EXERCISE OBJECTIVE: Look through the listing below and report the lines that have the word "Models" in them.

== Segment start ==

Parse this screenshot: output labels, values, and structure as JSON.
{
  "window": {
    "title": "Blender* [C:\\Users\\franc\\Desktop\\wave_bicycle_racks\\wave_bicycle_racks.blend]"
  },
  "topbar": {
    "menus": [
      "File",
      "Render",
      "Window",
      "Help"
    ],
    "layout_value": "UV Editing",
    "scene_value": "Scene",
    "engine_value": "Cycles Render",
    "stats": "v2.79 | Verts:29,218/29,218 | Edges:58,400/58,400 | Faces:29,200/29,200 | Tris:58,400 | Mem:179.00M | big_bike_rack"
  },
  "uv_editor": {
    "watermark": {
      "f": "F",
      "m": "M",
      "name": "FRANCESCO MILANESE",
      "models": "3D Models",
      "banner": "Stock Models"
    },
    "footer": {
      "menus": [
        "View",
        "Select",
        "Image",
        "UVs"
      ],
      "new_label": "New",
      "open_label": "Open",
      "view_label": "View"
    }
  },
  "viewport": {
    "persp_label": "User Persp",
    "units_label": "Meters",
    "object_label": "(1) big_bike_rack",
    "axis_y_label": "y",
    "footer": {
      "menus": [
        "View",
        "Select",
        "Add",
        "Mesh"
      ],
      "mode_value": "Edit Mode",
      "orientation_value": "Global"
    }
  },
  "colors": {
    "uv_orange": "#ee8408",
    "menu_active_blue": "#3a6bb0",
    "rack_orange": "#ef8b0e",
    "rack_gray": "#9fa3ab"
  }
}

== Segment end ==

FINISHED EXERCISE:
      "models": "3D Models",
      "banner": "Stock Models"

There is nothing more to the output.